62

The Navionics SonarCharts for Garmin conflict, messy business!

Navionics_Garmin_SonarChart_beta_New_Bern_NC_cPanbo.jpgThis screenshot shows the Garmin GPSMap 8212 installed on Gizmo displaying the same crowdsourced Navionics SonarChart bathymetric data that I recently enjoyed improving via the Navionics Boating app and Vexilar dinghy sonar. In fact, all the chart data seen above came from Navionics, even the beta version was fairly usable for navigation (I thought), and the finished chart cards are now for sale. But I doubt that many will be purchased once potential users realize how Garmin is reacting to this development! Navionics and Garmin seem nearly at war, and this entry will attempt to untangle what’s happening. I fear there are no heroes in this battle, and it may even foreshadow further tensions in the critical world of chart and plotter manufacturers…

15

Vexilar T-Box WiFi fishfinder & Navionics SonarChart Live wow

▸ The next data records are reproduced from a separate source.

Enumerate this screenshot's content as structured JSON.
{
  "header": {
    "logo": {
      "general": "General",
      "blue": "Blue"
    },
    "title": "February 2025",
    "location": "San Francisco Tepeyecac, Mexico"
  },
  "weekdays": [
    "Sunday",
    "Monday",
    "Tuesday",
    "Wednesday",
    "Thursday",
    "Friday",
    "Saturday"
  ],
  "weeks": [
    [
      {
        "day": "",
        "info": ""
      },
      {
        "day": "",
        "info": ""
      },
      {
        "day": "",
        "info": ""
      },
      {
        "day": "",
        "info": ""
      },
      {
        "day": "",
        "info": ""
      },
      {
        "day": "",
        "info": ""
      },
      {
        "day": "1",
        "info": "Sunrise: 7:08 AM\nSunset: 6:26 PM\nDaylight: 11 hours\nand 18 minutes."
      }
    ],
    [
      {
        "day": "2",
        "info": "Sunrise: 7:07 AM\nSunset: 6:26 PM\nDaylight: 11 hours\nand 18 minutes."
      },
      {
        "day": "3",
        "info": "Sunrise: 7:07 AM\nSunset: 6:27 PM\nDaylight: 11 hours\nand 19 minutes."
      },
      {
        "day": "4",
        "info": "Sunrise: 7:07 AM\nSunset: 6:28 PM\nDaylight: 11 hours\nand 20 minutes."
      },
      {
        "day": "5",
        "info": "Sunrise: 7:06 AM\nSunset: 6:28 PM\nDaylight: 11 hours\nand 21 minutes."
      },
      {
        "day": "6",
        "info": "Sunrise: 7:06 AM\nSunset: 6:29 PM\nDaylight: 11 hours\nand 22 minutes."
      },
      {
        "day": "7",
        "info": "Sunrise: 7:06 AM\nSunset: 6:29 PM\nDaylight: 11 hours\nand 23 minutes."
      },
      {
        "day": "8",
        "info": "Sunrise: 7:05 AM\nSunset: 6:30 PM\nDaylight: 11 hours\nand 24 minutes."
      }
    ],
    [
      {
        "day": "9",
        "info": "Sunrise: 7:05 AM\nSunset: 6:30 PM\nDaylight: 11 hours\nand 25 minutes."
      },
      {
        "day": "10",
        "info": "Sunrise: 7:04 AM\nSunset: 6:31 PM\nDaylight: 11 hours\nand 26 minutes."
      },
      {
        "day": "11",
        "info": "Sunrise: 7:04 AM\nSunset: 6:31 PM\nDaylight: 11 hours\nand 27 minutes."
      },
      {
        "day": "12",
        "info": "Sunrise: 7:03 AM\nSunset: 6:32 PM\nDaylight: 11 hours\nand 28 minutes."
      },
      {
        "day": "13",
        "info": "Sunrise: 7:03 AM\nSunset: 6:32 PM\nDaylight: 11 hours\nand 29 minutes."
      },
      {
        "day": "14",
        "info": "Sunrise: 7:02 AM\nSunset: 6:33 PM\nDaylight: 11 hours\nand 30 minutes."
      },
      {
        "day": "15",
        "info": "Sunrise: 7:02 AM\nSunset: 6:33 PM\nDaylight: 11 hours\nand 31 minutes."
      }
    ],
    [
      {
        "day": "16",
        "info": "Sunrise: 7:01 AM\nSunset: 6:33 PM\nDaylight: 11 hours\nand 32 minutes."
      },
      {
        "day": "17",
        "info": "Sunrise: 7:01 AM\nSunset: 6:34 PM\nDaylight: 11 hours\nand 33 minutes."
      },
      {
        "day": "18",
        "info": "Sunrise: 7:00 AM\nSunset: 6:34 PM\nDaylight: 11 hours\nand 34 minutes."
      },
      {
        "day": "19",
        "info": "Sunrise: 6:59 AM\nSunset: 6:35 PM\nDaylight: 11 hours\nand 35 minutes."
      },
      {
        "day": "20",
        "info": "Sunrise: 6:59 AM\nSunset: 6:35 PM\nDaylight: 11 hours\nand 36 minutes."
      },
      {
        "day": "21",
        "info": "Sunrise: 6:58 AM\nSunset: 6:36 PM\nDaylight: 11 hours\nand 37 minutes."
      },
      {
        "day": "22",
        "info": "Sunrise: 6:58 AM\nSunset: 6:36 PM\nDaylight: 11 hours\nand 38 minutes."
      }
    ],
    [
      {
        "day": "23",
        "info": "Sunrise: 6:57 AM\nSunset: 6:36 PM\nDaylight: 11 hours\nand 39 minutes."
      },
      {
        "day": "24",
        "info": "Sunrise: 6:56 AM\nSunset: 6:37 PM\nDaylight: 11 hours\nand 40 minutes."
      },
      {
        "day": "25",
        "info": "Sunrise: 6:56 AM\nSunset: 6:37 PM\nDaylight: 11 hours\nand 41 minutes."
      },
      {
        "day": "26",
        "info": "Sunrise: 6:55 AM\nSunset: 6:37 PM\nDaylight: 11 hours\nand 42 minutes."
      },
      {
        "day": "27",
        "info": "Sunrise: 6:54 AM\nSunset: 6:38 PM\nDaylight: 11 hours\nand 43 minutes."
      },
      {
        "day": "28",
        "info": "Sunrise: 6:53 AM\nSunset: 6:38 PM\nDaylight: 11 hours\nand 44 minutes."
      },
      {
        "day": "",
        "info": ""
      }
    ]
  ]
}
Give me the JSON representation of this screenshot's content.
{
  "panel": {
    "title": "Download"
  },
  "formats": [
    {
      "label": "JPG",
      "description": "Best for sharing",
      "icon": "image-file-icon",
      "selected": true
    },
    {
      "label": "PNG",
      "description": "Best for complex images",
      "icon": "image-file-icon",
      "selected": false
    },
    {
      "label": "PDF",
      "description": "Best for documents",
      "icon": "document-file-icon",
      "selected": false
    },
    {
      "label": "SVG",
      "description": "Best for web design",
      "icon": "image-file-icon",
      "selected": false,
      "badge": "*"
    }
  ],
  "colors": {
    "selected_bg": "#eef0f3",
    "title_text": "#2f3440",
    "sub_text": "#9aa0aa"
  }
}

Navionics_Vexilar_SonarChart_Live_skinny_water_cPanbo.jpgThis mid-January screenshot represents a very pleasing experience in marine electronics testing. Thanks to a Vexilar SonarPhone T-Box SP200 and the Navionics Boating app I’m cruising around in my 9-foot dinghy with more than just charting and a fishfinder. I have access to three different chart formats plus a live SonarChart being created as I move along, and the data I’m collecting will be available to my fellow cruisers a week or two later. It sounds exotic, but the total cost was about $250 (iPad mini excepted), installation was fairly trivial, and it all worked quite well right out of the box.